Jordan Johnson ‘16 – In my brief stint here at Mei Wu Acoustics I have learned many new and unexpected things. My time as an intern through the Small Business Internship Fund has already helped me to begin developing a better idea of what I want to do as a future profession. First off, I have always thought I wanted a job where I can get out of the office and go do site visits and observe the situation, instead of being solely an office worker. My new position has solidified my perspective on wanting to get out of the office on occasion. Part of my job as the intern has been to go help setup equipment on site visits.

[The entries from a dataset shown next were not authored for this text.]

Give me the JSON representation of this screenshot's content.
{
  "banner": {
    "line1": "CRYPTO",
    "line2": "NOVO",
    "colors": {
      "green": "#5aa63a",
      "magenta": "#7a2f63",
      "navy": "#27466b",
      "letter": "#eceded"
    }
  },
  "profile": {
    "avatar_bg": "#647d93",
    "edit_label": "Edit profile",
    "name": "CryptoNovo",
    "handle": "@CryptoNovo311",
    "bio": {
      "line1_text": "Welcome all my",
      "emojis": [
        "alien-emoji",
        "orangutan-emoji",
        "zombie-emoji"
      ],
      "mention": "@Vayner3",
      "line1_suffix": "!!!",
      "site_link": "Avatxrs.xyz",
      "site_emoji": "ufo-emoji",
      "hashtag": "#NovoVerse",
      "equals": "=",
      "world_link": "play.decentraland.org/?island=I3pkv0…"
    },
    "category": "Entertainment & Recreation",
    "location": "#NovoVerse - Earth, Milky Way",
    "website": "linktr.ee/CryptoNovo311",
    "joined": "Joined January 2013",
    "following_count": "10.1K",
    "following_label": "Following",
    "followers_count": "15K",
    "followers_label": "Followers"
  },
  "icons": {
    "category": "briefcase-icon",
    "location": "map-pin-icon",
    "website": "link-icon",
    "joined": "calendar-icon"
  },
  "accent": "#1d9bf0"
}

I have thoroughly enjoyed the visits, as I have had the opportunity to see a large portion of the beautiful Bay Area and other parts of California.
This leads me to discuss what it is like working in the Bay Area/Silicon Valley. Different than I had originally thought, work is quite relaxed and on your own time. Most places don’t have distinct rules on when you have to arrive or how long you work; you are still required to get your work done, but if you want to do it at home that is fine. I really enjoy this part of the work culture in California. It makes life a little less stressful when you have other things bogging down your mind (high rent payments, cost of food, gas, etc.).
As for what I do on a daily basis, 60% of my time is spent in the office working on a computer or helping the other engineers on their projects. I have really appreciated being able to help some others in the company, because it usually means they have to take some of their personal time to show me what they are working on and how they did it. Some of the things I have been asked to do include: copying data and simplifying calculations in Excel, creating spreadsheets to make projects easier, taking measurements, recording data, and best of all, marching through woods covered in poison oak in order to take a sound measurement (since I am supposedly immune to poison oak). Not to mention walking right over the top of a rattle snake.
On the more technical side I have learned a lot about acoustics and engineering; but surprisingly, I have learned more about doing business with other people and how a small business manages to get work. Sure, in class you can learn to calculate the sound pressure level of a noise equally dispersed throughout a room, traveling through gypsum wall board with wood studs, and then again equally dispersed into another room (taking into account the reverberation time of the room, transmission loss from the wall, and directivity). Yet, school can’t teach you how to explain how this works to a business owner who doesn’t want to violate noise codes, and may know nothing about acoustics or engineering. I have learned that being able to explain how things work to a customer is one of the greatest struggles for engineers and acoustical consultants. Hopefully having the opportunity to see and hear this occur first hand, will help me in the future when I become an engineer and need to explain what is going through my head.